- DATA RECORDS
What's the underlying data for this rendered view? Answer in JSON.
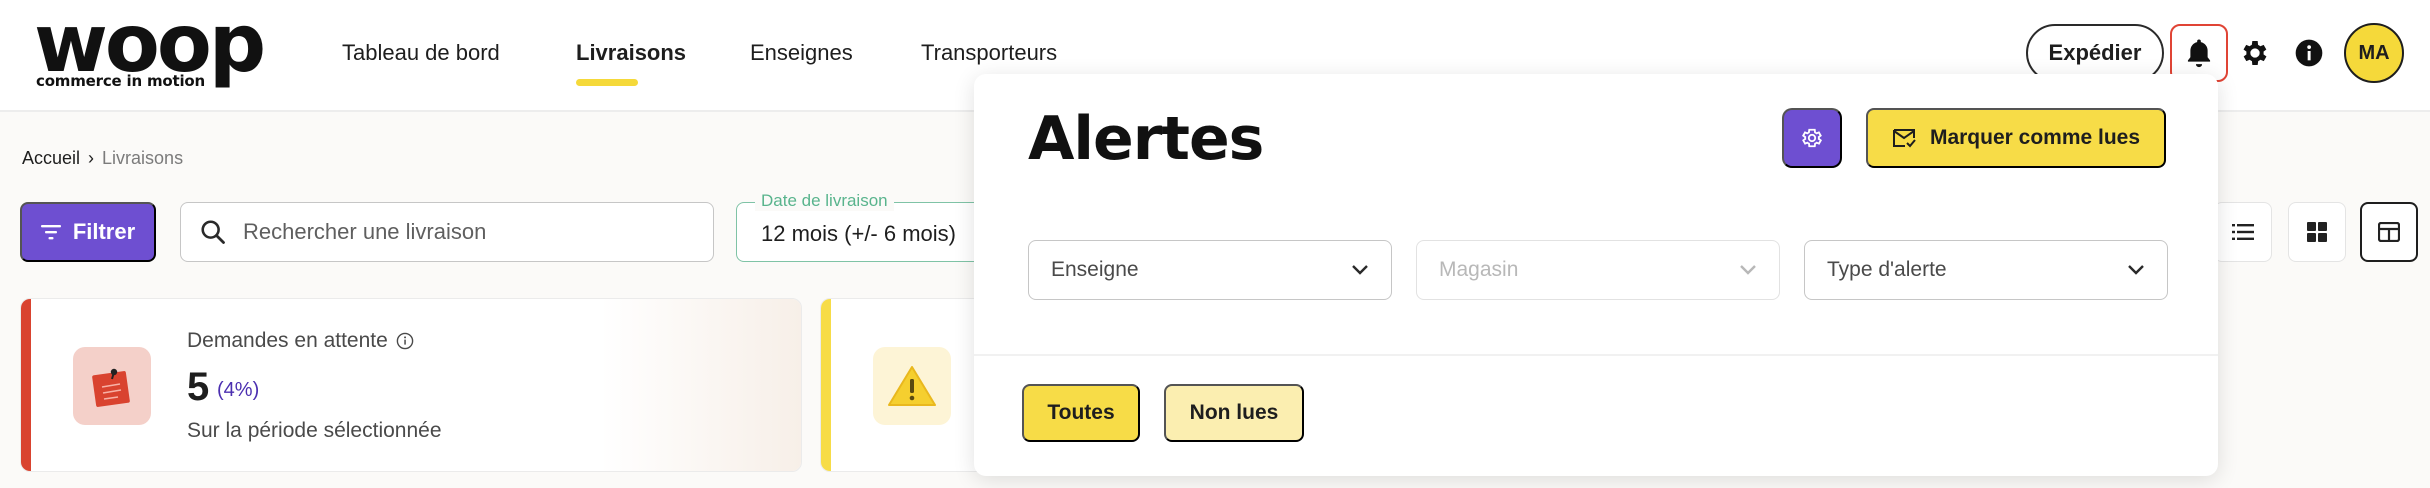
{
  "brand": {
    "logo_word": "woop",
    "logo_tagline": "commerce in motion"
  },
  "nav": {
    "items": [
      {
        "label": "Tableau de bord"
      },
      {
        "label": "Livraisons"
      },
      {
        "label": "Enseignes"
      },
      {
        "label": "Transporteurs"
      }
    ],
    "active_item": "Livraisons"
  },
  "header": {
    "ship_button_label": "Expédier",
    "user_initials": "MA",
    "icons": [
      "bell-icon",
      "gear-icon",
      "info-icon"
    ]
  },
  "breadcrumb": {
    "home": "Accueil",
    "separator": "›",
    "current": "Livraisons"
  },
  "toolbar": {
    "filter_label": "Filtrer",
    "search_placeholder": "Rechercher une livraison",
    "date_label": "Date de livraison",
    "date_value": "12 mois (+/- 6 mois)",
    "view_icons": [
      "list-view-icon",
      "grid-view-icon",
      "table-view-icon"
    ],
    "active_view": "table-view-icon"
  },
  "cards": [
    {
      "title": "Demandes en attente",
      "value": "5",
      "percent": "(4%)",
      "subtitle": "Sur la période sélectionnée",
      "accent_color": "#d9432f",
      "icon": "sticky-note-icon"
    },
    {
      "accent_color": "#f7dc47",
      "icon": "warning-icon"
    }
  ],
  "alerts_panel": {
    "title": "Alertes",
    "settings_icon": "gear-icon",
    "mark_read_label": "Marquer comme lues",
    "filters": [
      {
        "placeholder": "Enseigne",
        "disabled": false
      },
      {
        "placeholder": "Magasin",
        "disabled": true
      },
      {
        "placeholder": "Type d'alerte",
        "disabled": false
      }
    ],
    "tabs": [
      {
        "label": "Toutes",
        "selected": true
      },
      {
        "label": "Non lues",
        "selected": false
      }
    ]
  },
  "colors": {
    "brand_purple": "#6e4fd1",
    "brand_yellow": "#f7dc47",
    "alert_red": "#e04435",
    "date_green": "#59b48d"
  }
}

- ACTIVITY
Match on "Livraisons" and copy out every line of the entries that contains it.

- REPLY
        "label": "Livraisons"
    "active_item": "Livraisons"
    "current": "Livraisons"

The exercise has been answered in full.